Sic semper tyrannis—a quote attributed to Brutus, one of Julius Caesar’s assassins; the motto of the Commonwealth of Virginia; and the cry of John Wilkes Booth right after he shot Abraham Lincoln in Ford’s Theatre in 1865. Although one might imagine John Wilkes Booth was referring to the commonwealth’s motto, it’s clear that Julius Caesar was lodged in his psyche at the time of assassination—and a production of Julius Caesar he performed with his two brothers was a turning point in his life.

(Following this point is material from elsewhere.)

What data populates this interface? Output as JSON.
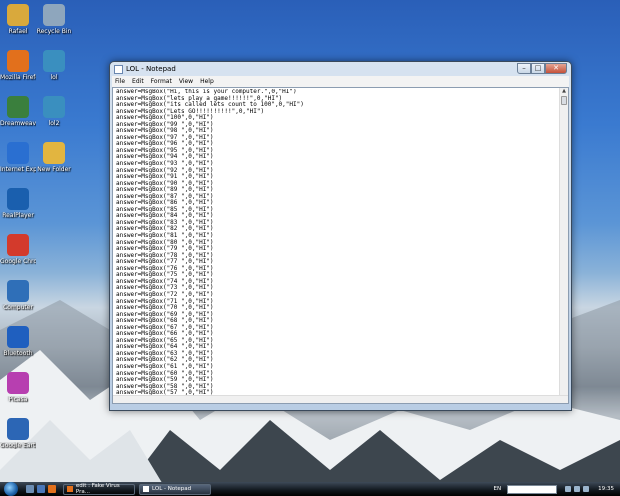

To get the picture, here’s a little context. John Wilkes Booth was the son of Junius Brutus Booth, a leading Shakespearean actor known for his turbulent work playing Shakespeare’s villains. The emotionally volatile Junius took his son Edwin out of school and brought him on tour, grooming him to be a star and teaching him Shakespeare while also making Edwin responsible for his alcoholic father. Meanwhile, John Wilkes and his other brother, Junius Jr., stayed at home.
Edwin Booth became a great stage success; but John Wilkes and Junius Jr. both wanted to be actors as well. But Edwin didn’t want his acting to be overshadowed by his family, so he told his brothers he would perform in New York, DC, Philadelphia, and Boston—the most lucrative places to act—while John Wilkes could perform in the South and Junius Jr. in the West. Junius Jr. struggled to make a living acting, and so did the volatile John Wilkes, who was never taught Shakespeare and seemed to get by on good looks and bluster: reviews of the time mock his comical mispronunciations, and he made up for his lack of training with spectacle, like screaming his monologues and improvising physical violence. John Wilkes was also reeling from bad oil investments, which some claim made him turn to heavy drinking and some claim made him turn to Confederate conspiracy.
Enter Julius Caesar. In 1864, Edwin, now owner of New York’s Winter Garden Theatre and a legitimate star, proposed the brothers reunite for a one-night production of Julius Caesar. Edwin would play Brutus, Junius would play Cassius, and John Wilkes would play Marc Antony. Junius enthusiastically agreed—he wanted the publicity. But John Wilkes was suspicious: “Is this some trick of Edwin’s?” he wondered to William Stuart, the Winter Garden’s manager. Stuart recalls John Wilkes’s unfamiliarity with the script; when he read it he was begrudgingly won over.
In a way, John Wilkes was right to think the show was a “trick of Edwin’s.” Promotional materials invited theatergoers to see “THE THREE SONS OF THE GREAT BOOTH”; the show sold out and the theater was packed. Yet instead of using the proceeds of the wildly successful show to help his financially troubled brothers, Edwin deemed the show a benefit production for a statue of Shakespeare in Central Park, which is still there. Neither John Wilkes or Junius were paid for their work on Julius Caesar, when payment would have changed their lives.
The show was paused in the middle due to a fire in a nearby hotel, but after a short break continued unhindered. It was revealed afterward that the fire was part of a Confederate plot to burn down the city; fires were started in 19 hotels, a theater, and P.T. Barnum’s museum, but mostly fizzled out. When the brothers learned about the arson attempts in the newspaper the next morning, John Wilkes vehemently agreed with the plot to attack New York City, and Edwin, who had opposing views, tossed John Wilkes out of his upscale apartment, saying John Wilkes was never welcome in Edwin’s home again.
Five months later, John Wilkes reenacted Julius Caesar in a very different style: by leaping onto the Ford’s Theatre stage in costume and assassinating Abraham Lincoln. A diary entry of Booth’s after the assassination, discovered in a small red notebook on his person when he was shot, reveals the play’s place in his psyche: “After being hunted like a dog last night . . . I am here in despair. And why? For doing what Brutus was honored for.”
Oof! Life, imitating art, imitating life. Beware the ides of March indeed.